Today, in many parts of the world, imagining an item you want and having it show up at your door an hour or a few days later is a convenience that’s a click away. Cheeseburgers, cough medicine, batteries — with help from tech, you might not think twice about your ability to conjure thoughts into things.
But that’s a kind of modern magic that doesn’t work for everyone. More than 2 billion people globally don’t have a precise physical address, making it hard to receive deliveries and access basic public services. This barrier to access affects people around the world, including parts of Africa and India, most emerging countries, various small villages in Europe, some Native American communities in the U.S., neighborhoods across Latin America and beyond.
Take Paraisópolis in Brazil, a favela where more than 100,000 people live in a dense area with unmarked streets, dead ends and unnumbered doors. “For years, most companies would not deliver goods in Paraisópolis because it’s like a maze and it’s very hard to find places,” says Wilson Rodrigues, a strategic partner manager for Google based in Brazil. “Any delivery would require walking the last mile through alleys with little sense of direction. As a result, the residents of Paraisópolis lacked access to services many of us take for granted.”
Paraisópolis residents had some creative workarounds for the issue, like having “street presidents” who would receive and distribute deliveries for nearby families, or getting goods delivered to stationary trucks with addresses that were easier to locate. But there were still major gaps in address access.

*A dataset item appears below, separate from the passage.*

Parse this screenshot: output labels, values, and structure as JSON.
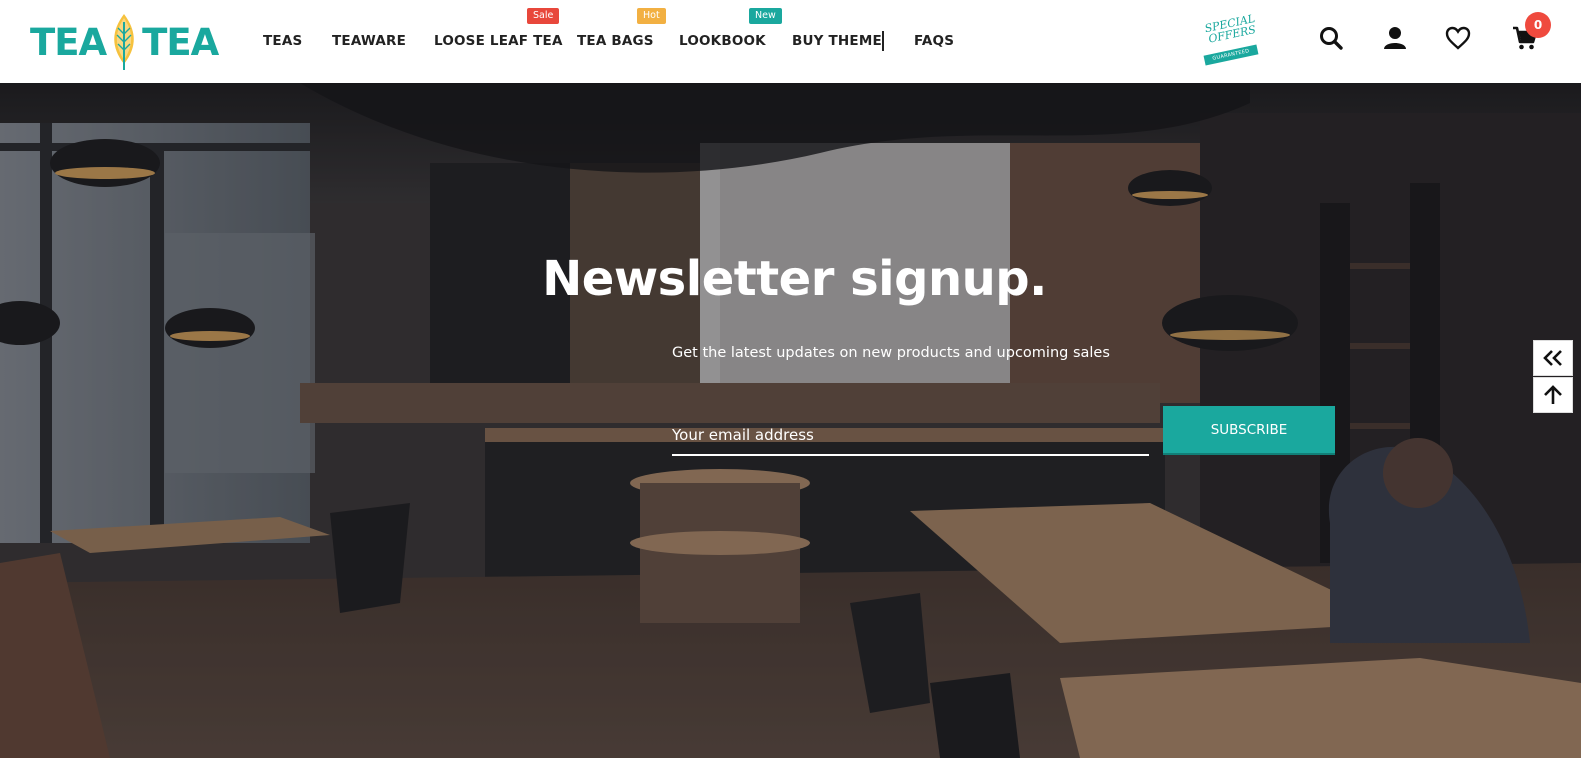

“I spoke to one resident who couldn’t enroll her son in school without an address. She told me ambulances couldn’t find homes and she couldn’t get medicine delivered from hospitals,” says Antonio Netto, who works on Google Cloud in Brazil.
Alexandra Pereira Silva, an administrative assistant and Paraisópolis resident, experienced this lack of access firsthand. “It was as if we didn’t exist because no one found us,” she says.
Antonio and Wilson couldn’t shake the idea that they needed to help and could put Google’s technical resources to work. So, in October 2021, they banded together with other Googlers to piece together a plan to create thousands of digital addresses using Plus Codes, for the Paraisópolis neighborhood.
Plus Codes is an open-source technology that divides the entire world into grids based on latitude and longitude. Each grid box is then divided again and again, so you can eventually locate any spot on the planet with just a few numbers and letters. Plus Codes can then work like any other address to help people receive deliveries, get access to emergency services and find each other in apps like Google Maps.
Plus Codes uses latitude and longitude to produce a short, easy-to-share digital address.
To create those Paraisópolis Plus Codes, Antonio and Wilson turned to the Android app Address Maker, which lets approved groups generate accurate Plus Codes and assign them to residences. In May 2022, they shared the Address Maker tool with Paraisópolis residents who volunteered to help and were onboarded and trained, along with the NGO G10 Favelas, which focuses on fostering economic development in Brazil, and delivery startup Favelas Brazil Xpress (FBX), which continually faced the challenge of finding people in Paraisópolis. FBX also agreed to print address boards with different Plus Codes and attach them to physical locations. Large Brazilian retailer Americanas, which had been working to improve services in the favela, became a major partner for sourcing goods.
Alexandra Pereira Silva, Paraisópolis resident. Credits: Cria Brasil
So began the largest partnership of its kind in Latin America, one focused on promoting social inclusion and facilitating access to basic services — and to date over 14,000 Plus Codes have been created in Paraisópolis. “People are no longer so afraid of getting here,” says Paraisópolis shopkeeper Claudia Silvério.
The hope is that this work could bring access to services to millions of people across Brazil — and possibly, one day, to many more people globally.
For now, Antonio and Wilson are working to expand the program in Brazil. “Our plan is to use this as a model in other favelas,” Wilson says. “We’re already underway in a new favela in the São Paulo metro area, Favela dos Sonhos.”
To kick off the Favela dos Sonhos Plus Codes project, Wilson worked with Sanderson Pajeú, founder and CEO of delivery logistical startup naPorta, which had participated in the Google for Startups Accelerator program in Brazil in 2022. In November of the same year, naPorta was selected for Google’s Black Founders Fund.
In December 2022, naPorta got to work in Favela dos Sonhos by printing address cards, labeling buildings with the Codes and delivering goods. The results are promising. One company in the region that distributes gas canisters — an important source of energy in the favelas — historically had a challenging time finding locations and getting deliveries to people. Then the company started using Plus Codes.
"I ordered the gas cylinder, entered the digital address and the delivery guy had no trouble finding my house — it was super fast," says Marcia Ferreira, a stay-at-home mother with three children and a husband. "It's a feeling of joy for us to have our address, ask for our things and have them arrive at our house."